BIG AREAS STILL LACK 3G, SAYS OFCOM
Nearly 90 per cent of the UK’s land mass and a quarter of buildings are unable to receive all five 3G phone networks a decade after the introduction of the mobile licences, according to the telecoms regulator. In its first report on the UK’s communications infrastructure, Ofcom said that almost 7.7m homes and workplaces did not have a choice of all five 3G networks, which allow fast internet access.
QUESTION MARK OVER SECURITY COSTS OF THE OLYMPICS
The full cost of Olympic security will not be known until after the games, a senior official has said, raising uncertainty over a key element of the London 2012 budget. Chris Allison, the national Olympic security co-ordinator, told the London Assembly: “I can’t tell you what the final costs are going to be. . . I just don’t know.”
SNP REVIVES PLAN FOR A MINIMUM ALCOHOL PRICE
A bill to set a minimum price for alcohol has been reintroduced by the Scottish government, despite warnings that the measure might breach European law. An earlier attempt by the Scottish National party government was blocked by opposition parties. Since then , in May elections, the nationalists have won an outright majority at Holyrood. The plan is likely to be passed by next summer.
JAPAN RESTARTS NUCLEAR REACTOR
Japan was due to restart its first nuclear reactor on Tuesday after the Fukushima disaster in March, a symbolically important first step before dozens of idled reactors can be brought back online. However, hopes for confidence in the sector were hit early this morning when Tokyo Electric Power warned that it had detected a possible nuclear fission at its No 2 reactor at the Fukushima plant.

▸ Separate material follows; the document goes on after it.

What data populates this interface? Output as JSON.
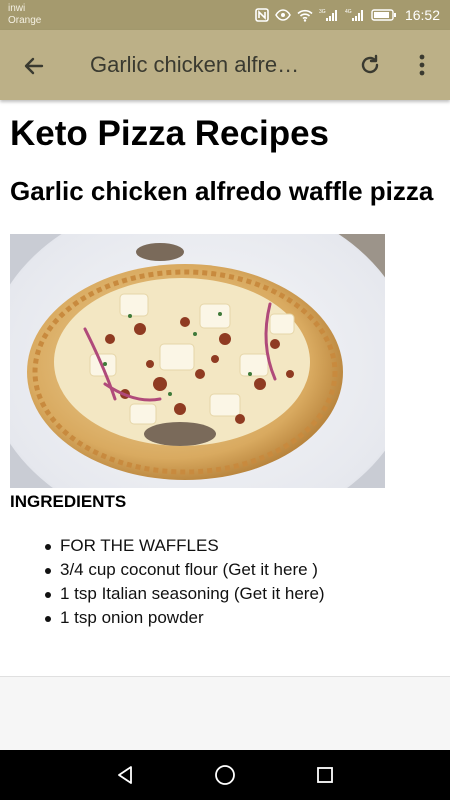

FOSTER REVEALS PLAN FOR THAMES AIRPORT TO RIVAL BORIS ISLAND
Britain must capitalise on its Victorian heritage and the experience of booming Asian economies to overhaul its transport system, the architect Lord Foster of Thames Bank will argue today as he unveils plans for a new hub airport in the Thames Estuary. The four-runway airport, built partly on reclaimed land, will be served by the country’s busiest railway station with high-speed connections to London, the North and mainland Europe.
HIGH STREET COMPLAINS OF TESCO HAIRCUT
Long the scourge of corner shops, Tesco is now facing the wrath of hairdressers, who say that its move to offer £12.50 haircuts in stores could threaten their livelihoods, the Forum of Private Business warned yesterday.
The Daily Telegraph
CAMERON FACES REBELLION OVER PETROL PRICES
David Cameron is facing the prospect of a backbench rebellion over petrol prices, after more than 80 MPs supported calls for the Government to tackle rising fuel tax. The issue will be debated in parliament within two weeks, following a campaign against next year’s 3p increase in duty led by Robert Halfon, a Conservative MP.
QATAR TO HOLD NATIONAL DEMOCRATIC ELECTIONS FOR THE FIRST TIME
The Emir of Qatar, one of the world’s few remaining absolute monarchs, announced he would allow the holding of national democratic elections for the first time. Sheikh Hamad bin Khalifa al-Thani said there would be a vote for an advisory council in 2013, in line with a constitution introduced eight years ago. The decision is another victory for the Arab Spring.
THE WALL STREET JOURNAL
ZIMBABWE FIELD CLEARED TO EXPORT DIAMONDS
Diamond regulator Kimberley Process has given the green light for exports of stones mined in Zimbabwe’s Marange fields, ending a standoff between supporters of the deal and critics who warned the sales could fuel human-rights abuses.
TURKISH PEASANT BANKER FACES SALE
Hakan Ates, chief executive of DenizBank AS, is proud to say he is the cost-cutting “peasant” of Turkey's banking industry; it has made his bank a winner from two economic crises. Half a dozen buyers are interested in acquiring DenizBank, one of Turkey’s fastest-growing banks, from Dexia SA, the troubled Belgian-French lender that is being broken up and nationalized, according to a person familiar with the matter.